‘I have always wanted to write this book, but I couldn’t even contemplate it until my own son was past the age of 12 because I knew I had to put myself inside the skin of a woman who has just lost her child. Even then I couldn’t write that part in the house where my children lived. I wrote it in a shed in the garden – and not a nice shed like Philip Pullman’s or David Cameron’s bespoke shepherd’s hut – a really disgusting old potting shed that has since fallen down.’
The book won the Women’s Prize for Fiction earlier this year, despite being up against stellar names including Hilary Mantel. ‘There was no part of me that was expecting it. Being on the shortlist was a prize in itself – it felt like all six of us had won. The whole setup this year feeds into that sense of the imposter syndrome. You think, “Is this a prank? Can it be real, being told over Zoom?”’
One of the magical illustrations from Maggie’s new book by Daniela jaglenka Terrazzini
Maggie kept writing throughout lockdown – she can’t not. She finished another children’s book – ‘My other daughter wants one now, which is fair enough’ – and has just started her ninth novel, but superstition prevents her from talking about what she is currently working on. She is not tempted to return to nonfiction, for now at least: ‘The truth is much harder to write.’ Fortunately, she lives with her first reader – her husband – whose judgment she trusts completely. Even when he tells her what she doesn’t want to hear – that she should rewrite half of her fourth book The Vanishing Act of Esme Lennox springs to mind. ‘We were having dinner and I remember marching outside, into the cold. But the next day I thought, “Damn it. He’s right.”’ Lockdown in the O’Farrell/Sutcliffe household presented familiar challenges. Maggie makes the universal home-school grimace and she worries about her own mother – cut off from her social activities.

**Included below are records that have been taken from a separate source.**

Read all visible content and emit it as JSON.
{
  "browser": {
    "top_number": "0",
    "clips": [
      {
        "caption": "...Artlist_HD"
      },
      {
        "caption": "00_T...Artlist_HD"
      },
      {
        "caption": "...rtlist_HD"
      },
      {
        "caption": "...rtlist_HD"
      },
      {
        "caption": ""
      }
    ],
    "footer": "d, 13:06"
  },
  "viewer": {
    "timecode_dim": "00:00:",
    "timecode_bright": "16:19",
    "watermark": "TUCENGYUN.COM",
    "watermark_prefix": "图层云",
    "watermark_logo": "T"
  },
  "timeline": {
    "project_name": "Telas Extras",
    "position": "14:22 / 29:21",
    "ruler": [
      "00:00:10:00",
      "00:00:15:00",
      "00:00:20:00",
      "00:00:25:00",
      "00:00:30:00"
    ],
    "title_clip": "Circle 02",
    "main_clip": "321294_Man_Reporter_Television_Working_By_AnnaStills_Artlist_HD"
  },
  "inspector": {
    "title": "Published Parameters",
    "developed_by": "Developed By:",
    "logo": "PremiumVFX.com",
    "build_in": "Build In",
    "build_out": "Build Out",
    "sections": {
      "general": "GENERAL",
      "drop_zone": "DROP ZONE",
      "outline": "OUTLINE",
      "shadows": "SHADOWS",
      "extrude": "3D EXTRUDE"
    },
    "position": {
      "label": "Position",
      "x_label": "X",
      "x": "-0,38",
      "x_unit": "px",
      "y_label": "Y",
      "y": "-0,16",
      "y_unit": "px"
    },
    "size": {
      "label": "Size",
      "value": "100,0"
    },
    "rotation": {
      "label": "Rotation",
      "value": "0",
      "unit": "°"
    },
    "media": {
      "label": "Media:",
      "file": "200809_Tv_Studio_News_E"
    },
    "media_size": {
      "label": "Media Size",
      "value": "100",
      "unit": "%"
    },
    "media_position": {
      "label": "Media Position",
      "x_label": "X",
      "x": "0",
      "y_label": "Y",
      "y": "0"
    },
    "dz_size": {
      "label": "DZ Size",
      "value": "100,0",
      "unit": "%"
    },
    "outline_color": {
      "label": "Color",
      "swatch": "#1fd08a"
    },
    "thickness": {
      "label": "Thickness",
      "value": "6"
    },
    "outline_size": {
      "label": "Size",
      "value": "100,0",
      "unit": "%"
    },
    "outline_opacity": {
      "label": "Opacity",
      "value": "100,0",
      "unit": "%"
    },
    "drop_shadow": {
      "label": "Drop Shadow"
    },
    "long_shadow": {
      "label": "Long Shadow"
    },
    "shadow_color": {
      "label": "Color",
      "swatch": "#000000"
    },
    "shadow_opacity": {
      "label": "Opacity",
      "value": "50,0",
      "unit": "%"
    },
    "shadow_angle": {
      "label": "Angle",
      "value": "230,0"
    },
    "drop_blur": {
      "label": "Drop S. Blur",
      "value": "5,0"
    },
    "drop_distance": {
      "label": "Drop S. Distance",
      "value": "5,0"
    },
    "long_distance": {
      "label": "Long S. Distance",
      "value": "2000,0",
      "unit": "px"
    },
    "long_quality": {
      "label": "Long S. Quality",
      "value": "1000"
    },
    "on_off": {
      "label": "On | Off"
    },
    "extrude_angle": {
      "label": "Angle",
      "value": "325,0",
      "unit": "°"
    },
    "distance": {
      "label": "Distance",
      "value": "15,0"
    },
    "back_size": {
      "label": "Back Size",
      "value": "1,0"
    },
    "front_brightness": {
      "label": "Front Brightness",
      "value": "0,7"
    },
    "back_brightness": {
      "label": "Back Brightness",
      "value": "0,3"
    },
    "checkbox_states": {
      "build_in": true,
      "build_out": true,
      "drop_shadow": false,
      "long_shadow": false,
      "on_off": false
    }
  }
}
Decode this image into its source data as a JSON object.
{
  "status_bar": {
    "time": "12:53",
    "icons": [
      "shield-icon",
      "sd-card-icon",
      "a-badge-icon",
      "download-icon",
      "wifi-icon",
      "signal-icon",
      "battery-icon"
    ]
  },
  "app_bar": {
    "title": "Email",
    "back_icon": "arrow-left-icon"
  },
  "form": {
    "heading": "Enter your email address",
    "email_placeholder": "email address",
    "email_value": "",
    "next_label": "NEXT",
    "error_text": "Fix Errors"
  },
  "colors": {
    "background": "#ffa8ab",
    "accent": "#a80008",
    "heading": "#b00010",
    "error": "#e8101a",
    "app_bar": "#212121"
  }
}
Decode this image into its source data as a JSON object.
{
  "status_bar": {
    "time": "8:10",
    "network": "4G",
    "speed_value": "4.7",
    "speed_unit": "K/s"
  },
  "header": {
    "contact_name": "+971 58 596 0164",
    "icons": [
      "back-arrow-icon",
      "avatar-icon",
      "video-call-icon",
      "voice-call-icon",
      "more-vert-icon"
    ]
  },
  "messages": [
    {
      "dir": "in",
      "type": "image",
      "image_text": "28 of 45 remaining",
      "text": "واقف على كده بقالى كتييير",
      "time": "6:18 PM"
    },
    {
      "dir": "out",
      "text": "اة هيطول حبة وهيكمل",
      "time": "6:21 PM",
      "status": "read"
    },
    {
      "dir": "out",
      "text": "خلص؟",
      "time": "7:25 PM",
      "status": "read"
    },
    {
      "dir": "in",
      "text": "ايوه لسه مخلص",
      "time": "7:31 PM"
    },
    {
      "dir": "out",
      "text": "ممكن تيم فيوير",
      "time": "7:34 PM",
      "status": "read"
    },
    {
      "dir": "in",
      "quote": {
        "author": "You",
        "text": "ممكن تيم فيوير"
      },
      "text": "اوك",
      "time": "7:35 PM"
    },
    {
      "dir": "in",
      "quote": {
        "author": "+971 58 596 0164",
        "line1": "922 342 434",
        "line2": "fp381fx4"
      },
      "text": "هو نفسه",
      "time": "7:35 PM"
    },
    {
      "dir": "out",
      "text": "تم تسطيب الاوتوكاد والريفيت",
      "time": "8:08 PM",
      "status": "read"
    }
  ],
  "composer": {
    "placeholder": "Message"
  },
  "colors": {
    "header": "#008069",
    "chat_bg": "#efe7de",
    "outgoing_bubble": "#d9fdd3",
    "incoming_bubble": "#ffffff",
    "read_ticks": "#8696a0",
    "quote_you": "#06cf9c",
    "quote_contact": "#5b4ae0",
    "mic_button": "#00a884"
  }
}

But also unexpected joys, such as having her teenage son at home. ‘It’s important to reframe the experience – although my son might not agree! Usually he’d be off with his friends, so it felt like a real gift to have him close at home. It was a huge positive for all of us: his sisters adore him – they think he can do no wrong.’
It must also have had the advantage of keeping her eldest daughter safe at home, where they can keep an eye on her and any potential allergens that might lurk. ‘You know,’ Maggie says thoughtfully, ‘when there’s something in your life that you can’t subtract, because it is what it is – you just get on with it. I tell all my kids that everybody faces challenges. They may not be as visible or dramatic as anaphylactic shock, but people often have wounds on the inside. All we can do is try to take care of each other and live the biggest and best life we can.’
Maggie’s book Where Snow Angels Go will be published by Walker Books on 5 November, price £12.99. To order a copy for £12.74 until 15 November go to mailshop.co.uk/books or call 020 3308 9193. Free UK delivery on orders over £15.